We are in Israel, yet the residents of these villages do not have Israeli passports. Instead, they receive “travel documents.” They cannot vote in Israeli elections and do not serve in the Israeli military. Many, some say most, are hostile to Israel. Their families, clans of a sort called Hamulot are divided by a man-made border between Israel and Syria.

I stood at the border crossing at Kuneitra with the Deputy Minister in charge of development of the Galilee and the Negev. With us there was an elderly lady, covered in traditional clothes, lamenting her son who had gone to study in Syria some nine years earlier. After two years he disappeared.

Since Syria and Israel are in a state of war, travel between the two is not permitted. Given the humanitarian nature of this case, the mother was granted a special permission to go to Syria to look for her son. Some say he is in prison, others claim he disappeared and will never surface again (apparently a somewhat common occurrence in Syria).

The mother had returned empty-handed, with no knowledge of the whereabouts of her son. I cannot help thinking of the five Israeli soldiers captured by foreign enemies and who to this very day remain POW-MIAs. But this case is different. Syria actively promotes young Druze to come to study there. Druze families from both sides of the border inter-marry, and thus there are families in Israel where the Syrian wife has not been to see her parents and siblings for many years.

We were sitting with one such Syrian Druze whose father passed away, her mother’s health is very poor and yet she cannot return to her homeland to visit. The Deputy Minister, a Druze himself, is working to change that. He believes that by allowing free passage between Israel and Syria via the very same border crossing where we stood, relations can improve and a beneficial exchange can be fostered where both sides can benefit.

The Deputy Minister Plowing Peace

The day has turned sunny and engulfs us in warmth. We are standing at the border crossing, Israeli soldiers on one side, UN forces in the middle and a Syrian flag a mere walking distance away. Two Israeli flags were blowing in the light wind, proud and alive, extending a hand in peace to the flag on the other side.

The UN forces are not needed and want little to do with the enemies on either side. They want to return safely to their home countries, alive, whole and healthy. Little if anything is required of these “peacekeeping forces” for the UN resolutions are usually unenforceable, lacking any teeth thus with little effect. The UN enclave and quarters remind me of a vacation spot, a surreal implant in this area.

The Deputy Minister reminds us of a previous exchange he had orchestrated. The Governor of Kuneitra was standing on the Syrian side, he – a member of the Israeli Cabinet and a close contact of Prime Minister Netanyahu – standing on our side, and the prospects of peace real. Israel is exporting Golan Heights apples to Syria and other Arab countries.

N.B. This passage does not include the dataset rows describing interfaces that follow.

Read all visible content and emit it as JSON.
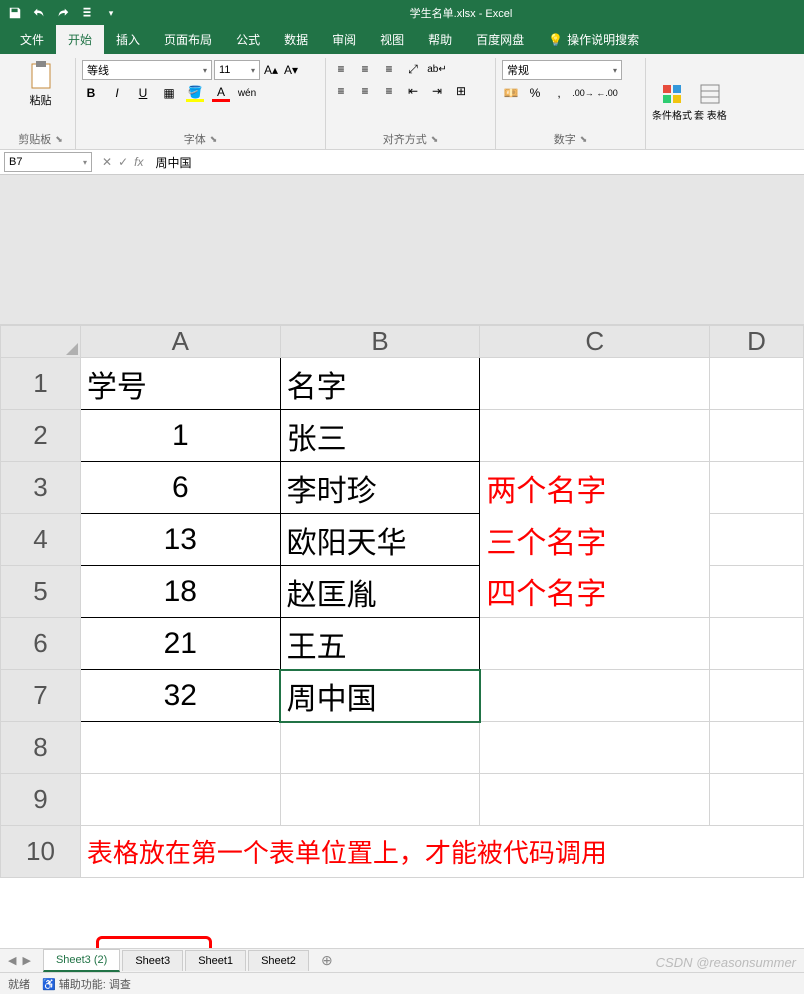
{
  "title": "学生名单.xlsx - Excel",
  "tabs": {
    "file": "文件",
    "home": "开始",
    "insert": "插入",
    "layout": "页面布局",
    "formulas": "公式",
    "data": "数据",
    "review": "审阅",
    "view": "视图",
    "help": "帮助",
    "baidu": "百度网盘",
    "tellme": "操作说明搜索"
  },
  "ribbon": {
    "clipboard": {
      "paste": "粘贴",
      "label": "剪贴板"
    },
    "font": {
      "name": "等线",
      "size": "11",
      "label": "字体"
    },
    "align": {
      "label": "对齐方式"
    },
    "number": {
      "format": "常规",
      "label": "数字"
    },
    "styles": {
      "condfmt": "条件格式",
      "tablefmt": "套\n表格"
    }
  },
  "namebox": "B7",
  "formula": "周中国",
  "columns": [
    "A",
    "B",
    "C",
    "D"
  ],
  "rows": [
    "1",
    "2",
    "3",
    "4",
    "5",
    "6",
    "7",
    "8",
    "9",
    "10"
  ],
  "cells": {
    "A1": "学号",
    "B1": "名字",
    "A2": "1",
    "B2": "张三",
    "A3": "6",
    "B3": "李时珍",
    "A4": "13",
    "B4": "欧阳天华",
    "A5": "18",
    "B5": "赵匡胤",
    "A6": "21",
    "B6": "王五",
    "A7": "32",
    "B7": "周中国"
  },
  "annotations": {
    "two": "两个名字",
    "three": "三个名字",
    "four": "四个名字",
    "note": "表格放在第一个表单位置上，才能被代码调用"
  },
  "sheets": {
    "s1": "Sheet3 (2)",
    "s2": "Sheet3",
    "s3": "Sheet1",
    "s4": "Sheet2"
  },
  "status": {
    "ready": "就绪",
    "access": "辅助功能: 调查"
  },
  "watermark": "CSDN @reasonsummer"
}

It can likewise export other products and commodities, but more importantly, it can provide knowledge and experience – in agriculture and industry.

The Deputy Minister’s vision and enthusiasm are contagious. Peace looks achievable, we can see it just beyond the separating fences, feel it in the warm sunny day. Suddenly, it eludes us, reminding that the Syrian Arab Republic that gained independence on April 17th, 1946, from the League of Nations mandate under French administration and is currently ruled by President Bashar al-Asad does not truly want peace. It remains in a state of war against Israel, still seeking destruction of the Jewish Homeland.

I am reminded of the endless possibilities that exist between members of the same families in Florida and Cuba. I look around certain a day will come when I visit here again, show my passport and be allowed to cross by foot to be greeted on the other side by a driver who will take me onward on my journey.

For decades Israelis dreamed of visiting Petra in Jordan, considered a wonder of the world. Many young dreamers tried to reach Petra, and gave their lives for that adventure; still others’ fates remain unknown. Jordan and Israel were enemies once, the countries at war. Today, one can take a day’s excursion from Eilat, Israel, to Petra, Jordan. How close and possible this is to becoming a reality between Israel and Syria, right here at the Kuneitra border crossing.